Image Credit: bogdankosanovic via iStock
It's just a fact of the matter that in today's world, people will try to steal the images you work so hard to create.
Even more common is when people use your images without your permission, not because they're trying to pass your work off as their own, but because they simply don't understand that not every photo online is free game.
So, it's a problem of easy access and not enough education about image rights.
The question is, what can you do about it?
Here are a few tips that will teach you how to protect your images online.
Copyright Your Photos
Image Credit: D3Damon via iStock
The moment you take a photo, it's copyrighted as your work.
However, many people don't understand that fact.
This is where an educational component comes into protecting your work.
By adding the © symbol or the actual word "Copyright" followed by the year of publication and your name on or near your work, you're informing anyone that views it that the image is yours and that it's protected work.
In many cases, that will deter the folks that don't understand that images aren't simply free to use from using your photos.
But for people that purposefully steal other people's images, you might need to take the copyright thing a step further by registering the copyright.
In the U.S., that can be done through the U.S. Copyright Office for both published and unpublished photographs.
By registering your copyrighted images, you have a pathway to take any infringements upon your copyrights to court.
For example, if you find that a company has used one of your images for their marketing materials without your permission, you can pursue a lawsuit against them for copyright infringement.
At the very least, you could have an attorney send a cease and desist letter to the offender and point out that the image is copyrighted and a registered work. In many cases, that will resolve the issue without the need to go to court over it.
Identify Your Work as Your Own
Another primary means of deterring theft of your images is to simply identify your work as your own.
I know what you're thinking, too...
Photography watermarks have been the go-to means of identifying photos forever, but the problem is that watermarks can be both ugly and distracting (like my old watermark, shown above).
So for a long time, the choice we had as photographers was to slap an ugly watermark on our images to try to deter theft or go without a watermark to have a better-looking image, and just hope that no one stole the photo.
That's different, now.
There are a number of companies that work with photographers to create gorgeous photography logos that you would actually be proud to have on your photos.
I personally use Photologo, because after a lot of research, I found their service to be the most desirable.
For starters, their signatures are completely handmade by artists, so you get a 100-percent unique signature to place on all your images.

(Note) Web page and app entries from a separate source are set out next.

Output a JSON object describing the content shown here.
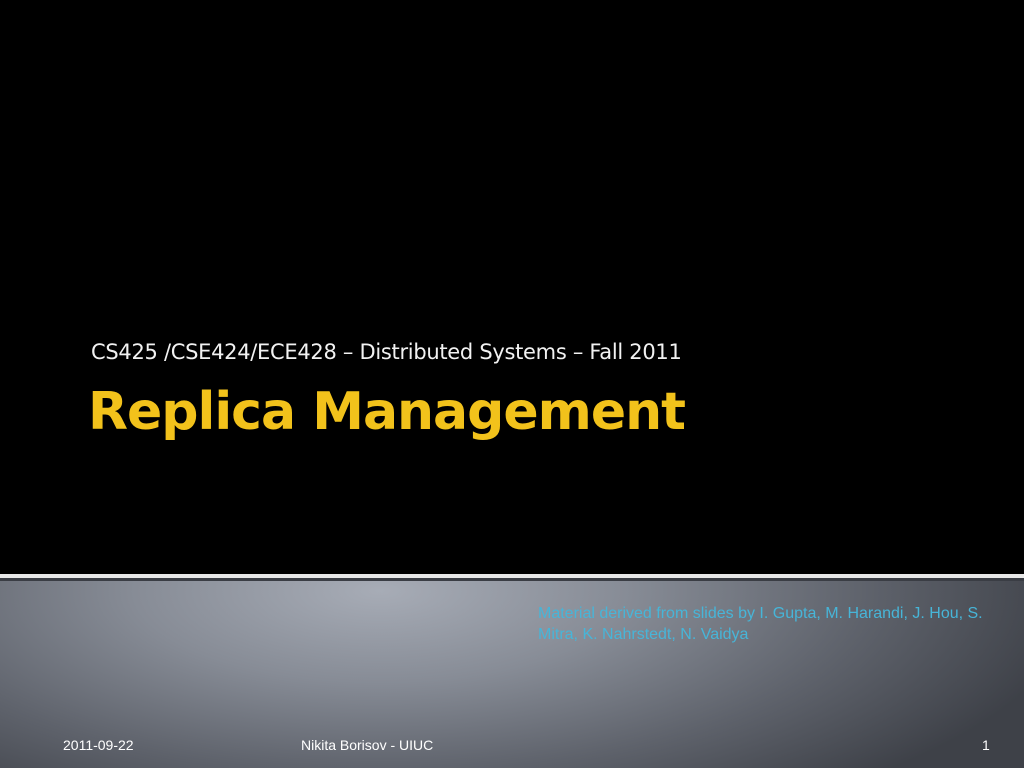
{
  "slide": {
    "subtitle": "CS425 /CSE424/ECE428 – Distributed Systems – Fall 2011",
    "title": "Replica Management",
    "credit": "Material derived from slides by I. Gupta, M. Harandi, J. Hou, S. Mitra, K. Nahrstedt, N. Vaidya"
  },
  "footer": {
    "date": "2011-09-22",
    "author": "Nikita Borisov - UIUC",
    "page_number": "1"
  },
  "colors": {
    "background": "#000000",
    "title": "#f2c21b",
    "subtitle": "#f2f2f2",
    "credit": "#47b5d8",
    "footer": "#ffffff"
  }
}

There's no cut and paste signatures here - you choose the style of the signature, the folks at Photologo create it, and you get a gorgeous signature for your photos in as little as 48 hours.
Perhaps even better, if you're not completely happy with the signature, you get a free revision to make sure it's exactly what you want.

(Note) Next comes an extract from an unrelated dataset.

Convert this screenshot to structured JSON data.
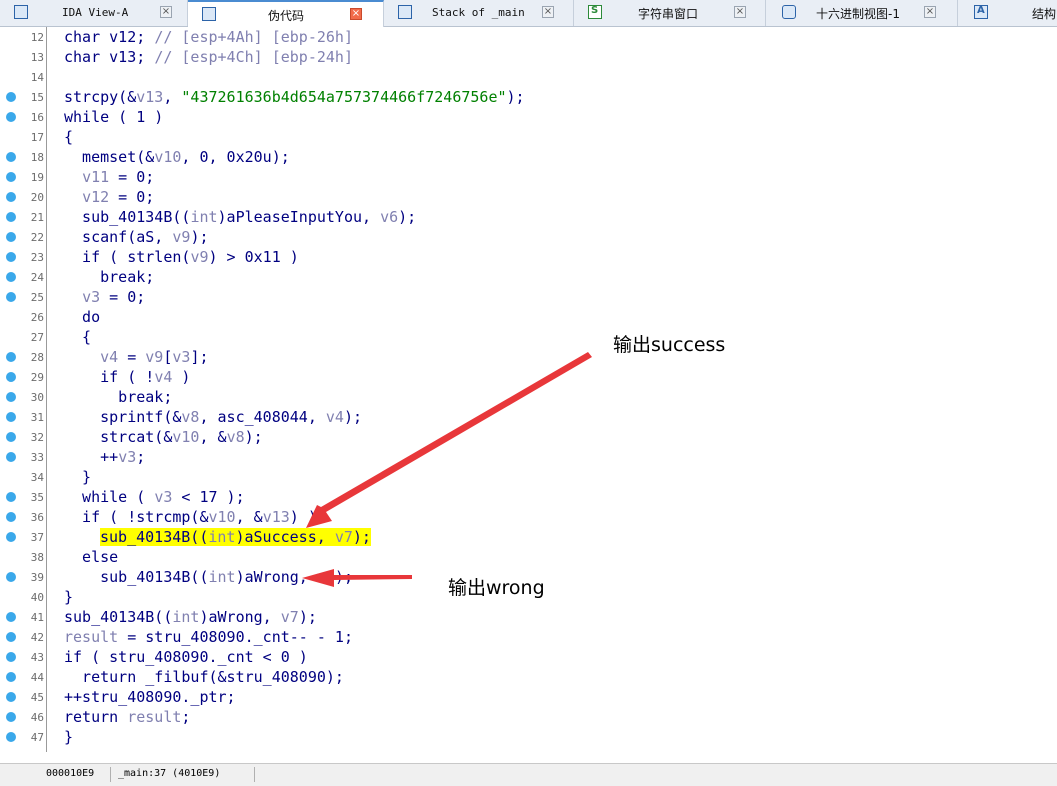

On top of serving as an additional hurdle to your images being ripped off, a signature on your photos is a great way to advertise your work and create a brand identity for your business.
Think about it - you can sign each and every photo with your digital signature and make that digital signature part of your larger marketing efforts.
Put it in the header of your website, on your portfolio, in your blog, and so forth, and you'll have a beautiful identifier for your business!
Additionally, Photologo charges $39.99 for your signature - a signature that's yours forever and that you're free to use as you please.
As you can see in the images above, the difference between an old, ugly watermark and a handmade photography signature is night and day!
Disable Right-Click "Save As"
Image Credit: webphotographeer via iStock
One of the reasons why people steal images online is because, quite frankly, they're easy to steal.
You can make it less likely for your images to be stolen by disabling right-click "save as" on your website or online portfolio.
Even if you aren't hugely tech savvy, reading up on how to disable right clicks will give you enough information to make the needed changes to your website to add another layer of protection to your photos.
Be Diligent About Searching For Your Images Online
The fact of the matter is that even if you copyright your images, put your signature on all your photos, and disable right clicks on your website, if someone desperately wants to steal your image, they will find a way if they work hard enough at it.
That means that in addition to putting as many hurdles in the way as you can, you also need to be diligent about searching for unauthorized uses of your images online.
Doing so is easy with programs like Tin Eye, which does a reverse image search based on either a photo that you upload or a URL that points to your photo online.
Using things like neural networks and artificial intelligence, Tin Eye will find any instance of the image you search for, that way you can track down unauthorized uses of your images.
It's just another layer of protection to ensure that you're recognized for the work you create and that people that use your work without permission can be confronted about their actions.
Are these methods 100-percent failsafe? No. But will they deter many people from using your images without your permission, absolutely!